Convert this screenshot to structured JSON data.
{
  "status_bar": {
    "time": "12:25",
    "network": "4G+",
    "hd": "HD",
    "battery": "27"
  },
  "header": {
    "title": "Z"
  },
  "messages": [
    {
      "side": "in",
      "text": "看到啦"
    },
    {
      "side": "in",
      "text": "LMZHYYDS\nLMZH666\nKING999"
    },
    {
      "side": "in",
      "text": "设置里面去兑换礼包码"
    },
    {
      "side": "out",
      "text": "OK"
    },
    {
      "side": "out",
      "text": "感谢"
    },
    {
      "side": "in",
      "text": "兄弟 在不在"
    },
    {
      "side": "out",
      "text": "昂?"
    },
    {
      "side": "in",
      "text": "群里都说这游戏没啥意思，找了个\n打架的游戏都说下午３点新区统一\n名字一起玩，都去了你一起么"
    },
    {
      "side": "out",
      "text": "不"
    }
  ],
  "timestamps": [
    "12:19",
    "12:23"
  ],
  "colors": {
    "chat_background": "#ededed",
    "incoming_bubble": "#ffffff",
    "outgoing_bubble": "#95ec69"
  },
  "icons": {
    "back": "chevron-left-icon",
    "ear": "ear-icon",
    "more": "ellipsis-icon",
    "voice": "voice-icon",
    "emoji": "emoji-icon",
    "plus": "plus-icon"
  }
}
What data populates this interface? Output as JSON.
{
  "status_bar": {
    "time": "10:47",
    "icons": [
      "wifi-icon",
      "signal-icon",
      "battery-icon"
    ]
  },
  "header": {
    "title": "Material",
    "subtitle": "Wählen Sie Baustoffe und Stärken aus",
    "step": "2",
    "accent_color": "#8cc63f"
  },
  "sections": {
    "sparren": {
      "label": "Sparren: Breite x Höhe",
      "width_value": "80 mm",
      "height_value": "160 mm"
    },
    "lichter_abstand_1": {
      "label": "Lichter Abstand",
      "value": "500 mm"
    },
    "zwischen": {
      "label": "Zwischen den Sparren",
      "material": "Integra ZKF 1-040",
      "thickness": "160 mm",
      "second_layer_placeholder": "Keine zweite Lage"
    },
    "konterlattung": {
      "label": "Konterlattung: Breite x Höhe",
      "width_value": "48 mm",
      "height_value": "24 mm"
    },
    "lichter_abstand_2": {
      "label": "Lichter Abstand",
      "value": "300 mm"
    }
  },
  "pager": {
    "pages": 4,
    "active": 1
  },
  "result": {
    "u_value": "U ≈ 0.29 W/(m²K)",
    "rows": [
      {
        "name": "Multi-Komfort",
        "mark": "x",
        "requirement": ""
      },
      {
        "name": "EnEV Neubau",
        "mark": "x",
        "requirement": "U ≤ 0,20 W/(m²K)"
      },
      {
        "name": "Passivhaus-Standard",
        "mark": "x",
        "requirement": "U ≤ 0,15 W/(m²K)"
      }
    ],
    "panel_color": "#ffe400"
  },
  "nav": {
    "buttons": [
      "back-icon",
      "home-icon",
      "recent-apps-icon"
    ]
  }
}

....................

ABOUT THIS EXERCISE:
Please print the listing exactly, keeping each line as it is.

YOUR RESPONSE:
Convert this screenshot to structured JSON data.
{
  "status_bar": {
    "time": "12:25",
    "network": "4G+",
    "hd": "HD",
    "battery": "27"
  },
  "header": {
    "title": "Z"
  },
  "messages": [
    {
      "side": "in",
      "text": "看到啦"
    },
    {
      "side": "in",
      "text": "LMZHYYDS\nLMZH666\nKING999"
    },
    {
      "side": "in",
      "text": "设置里面去兑换礼包码"
    },
    {
      "side": "out",
      "text": "OK"
    },
    {
      "side": "out",
      "text": "感谢"
    },
    {
      "side": "in",
      "text": "兄弟 在不在"
    },
    {
      "side": "out",
      "text": "昂?"
    },
    {
      "side": "in",
      "text": "群里都说这游戏没啥意思，找了个\n打架的游戏都说下午３点新区统一\n名字一起玩，都去了你一起么"
    },
    {
      "side": "out",
      "text": "不"
    }
  ],
  "timestamps": [
    "12:19",
    "12:23"
  ],
  "colors": {
    "chat_background": "#ededed",
    "incoming_bubble": "#ffffff",
    "outgoing_bubble": "#95ec69"
  },
  "icons": {
    "back": "chevron-left-icon",
    "ear": "ear-icon",
    "more": "ellipsis-icon",
    "voice": "voice-icon",
    "emoji": "emoji-icon",
    "plus": "plus-icon"
  }
}
What data populates this interface? Output as JSON.
{
  "status_bar": {
    "time": "10:47",
    "icons": [
      "wifi-icon",
      "signal-icon",
      "battery-icon"
    ]
  },
  "header": {
    "title": "Material",
    "subtitle": "Wählen Sie Baustoffe und Stärken aus",
    "step": "2",
    "accent_color": "#8cc63f"
  },
  "sections": {
    "sparren": {
      "label": "Sparren: Breite x Höhe",
      "width_value": "80 mm",
      "height_value": "160 mm"
    },
    "lichter_abstand_1": {
      "label": "Lichter Abstand",
      "value": "500 mm"
    },
    "zwischen": {
      "label": "Zwischen den Sparren",
      "material": "Integra ZKF 1-040",
      "thickness": "160 mm",
      "second_layer_placeholder": "Keine zweite Lage"
    },
    "konterlattung": {
      "label": "Konterlattung: Breite x Höhe",
      "width_value": "48 mm",
      "height_value": "24 mm"
    },
    "lichter_abstand_2": {
      "label": "Lichter Abstand",
      "value": "300 mm"
    }
  },
  "pager": {
    "pages": 4,
    "active": 1
  },
  "result": {
    "u_value": "U ≈ 0.29 W/(m²K)",
    "rows": [
      {
        "name": "Multi-Komfort",
        "mark": "x",
        "requirement": ""
      },
      {
        "name": "EnEV Neubau",
        "mark": "x",
        "requirement": "U ≤ 0,20 W/(m²K)"
      },
      {
        "name": "Passivhaus-Standard",
        "mark": "x",
        "requirement": "U ≤ 0,15 W/(m²K)"
      }
    ],
    "panel_color": "#ffe400"
  },
  "nav": {
    "buttons": [
      "back-icon",
      "home-icon",
      "recent-apps-icon"
    ]
  }
}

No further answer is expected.